How did all those skills you’d picked up from programming at the club translate into the role you have now at the Festival? You clearly have a natural affinity for the business side of the music industry – has that just been part of the process of growing up a musician?
I’ve been on the board for 16 years, so I’ve seen all of the different sides of the festival, including its evolution. My father was a grocer, and at 10 years old he used to take me to the Victoria Market and so I was watching how those transactions worked and how business was done in a very raw way. I would see how you could get there at 3 in the morning and produce was one price, and at 6am they were a different price. I noticed time decay, and how the value of things changed as time went on. That experience will stay with me forever. I really got to understand his struggles as well, and that sort of propelled me along, giving me the incentive to just go for it.
Your career has seen you make quite a lot of transitions, both in your performance career and then from musician to business owner. I’m really interested to know what it was like to move from classical music to jazz, particularly in relation to improvisation.

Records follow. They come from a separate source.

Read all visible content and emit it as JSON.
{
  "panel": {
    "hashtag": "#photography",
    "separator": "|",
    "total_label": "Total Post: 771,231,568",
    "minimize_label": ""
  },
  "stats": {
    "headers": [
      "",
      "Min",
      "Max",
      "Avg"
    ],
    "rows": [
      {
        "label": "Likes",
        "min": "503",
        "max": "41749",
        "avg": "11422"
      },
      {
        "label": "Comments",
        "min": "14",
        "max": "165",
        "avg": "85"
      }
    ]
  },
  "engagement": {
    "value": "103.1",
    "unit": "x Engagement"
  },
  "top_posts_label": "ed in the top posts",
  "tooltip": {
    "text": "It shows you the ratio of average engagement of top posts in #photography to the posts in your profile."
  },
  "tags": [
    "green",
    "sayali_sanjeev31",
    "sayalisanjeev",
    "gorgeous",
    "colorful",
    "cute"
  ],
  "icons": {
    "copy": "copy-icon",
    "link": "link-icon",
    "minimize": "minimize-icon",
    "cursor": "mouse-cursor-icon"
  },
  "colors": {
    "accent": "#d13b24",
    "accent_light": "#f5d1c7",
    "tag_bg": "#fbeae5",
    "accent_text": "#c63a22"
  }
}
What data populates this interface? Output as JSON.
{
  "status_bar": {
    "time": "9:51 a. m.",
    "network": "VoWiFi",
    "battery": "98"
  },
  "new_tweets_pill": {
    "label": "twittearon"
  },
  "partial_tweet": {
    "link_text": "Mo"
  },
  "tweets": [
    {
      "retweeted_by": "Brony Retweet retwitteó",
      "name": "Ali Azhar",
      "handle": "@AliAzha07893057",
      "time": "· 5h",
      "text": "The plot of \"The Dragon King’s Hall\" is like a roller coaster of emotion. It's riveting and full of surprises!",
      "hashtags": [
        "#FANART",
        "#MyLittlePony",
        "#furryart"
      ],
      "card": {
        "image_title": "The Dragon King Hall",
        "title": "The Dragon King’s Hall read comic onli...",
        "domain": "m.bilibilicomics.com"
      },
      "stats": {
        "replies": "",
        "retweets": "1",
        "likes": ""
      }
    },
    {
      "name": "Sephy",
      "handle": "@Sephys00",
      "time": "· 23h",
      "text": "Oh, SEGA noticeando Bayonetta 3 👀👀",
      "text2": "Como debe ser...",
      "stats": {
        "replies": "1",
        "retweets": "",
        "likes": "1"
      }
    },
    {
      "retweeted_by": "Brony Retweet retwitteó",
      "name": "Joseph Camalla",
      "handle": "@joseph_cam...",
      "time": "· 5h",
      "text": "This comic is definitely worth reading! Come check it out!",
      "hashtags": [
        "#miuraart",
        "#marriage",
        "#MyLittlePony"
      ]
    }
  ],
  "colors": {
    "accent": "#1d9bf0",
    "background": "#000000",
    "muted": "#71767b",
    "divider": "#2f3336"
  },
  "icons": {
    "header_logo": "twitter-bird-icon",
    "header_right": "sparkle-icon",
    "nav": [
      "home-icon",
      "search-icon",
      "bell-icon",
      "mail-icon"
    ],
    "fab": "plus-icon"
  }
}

I think on some levels I’m still transitioning! I still try to practice daily. I think being in Taste really set me up for life because the other musicians performing with me were seriously talented, and I spent a lot of time watching them solo in an improvised way. Learning about classical music was very different because everything is written and the way you make your mark is more about interpretation than anything else. Unlocking the improvisational aspect of music is like a whole new vocabulary – you can play your own thoughts. Getting to that stage feels like a great achievement: you can play free over a structure and make it your own.
So, for people who are classically trained that would like to move into jazz, are there ways of working towards that in the practice room?
Firstly, I think if you are a classical musician you shouldn’t fear improvisation. You’ve got to really tackle it head on, because once you get it, you’ll have a great sense of freedom and satisfaction. I know many classical musicians who might not even give it a shot because they’re too scared to try, and that’s the biggest problem. If you can play an instrument professionally, you can absolutely improvise, you just need to drop your fear. Practically speaking, the more you develop your ear the better. Learning the jazz vocabulary is really important because the more tools you have at your disposal the easier it will become. Then when you’re playing on stage with a band and someone says take a solo, you’ve got all this information available to you that will help you with your decision making.
Music is happening every night at Michael Tortoni's Jazzlab in Brunswick. See what's on here.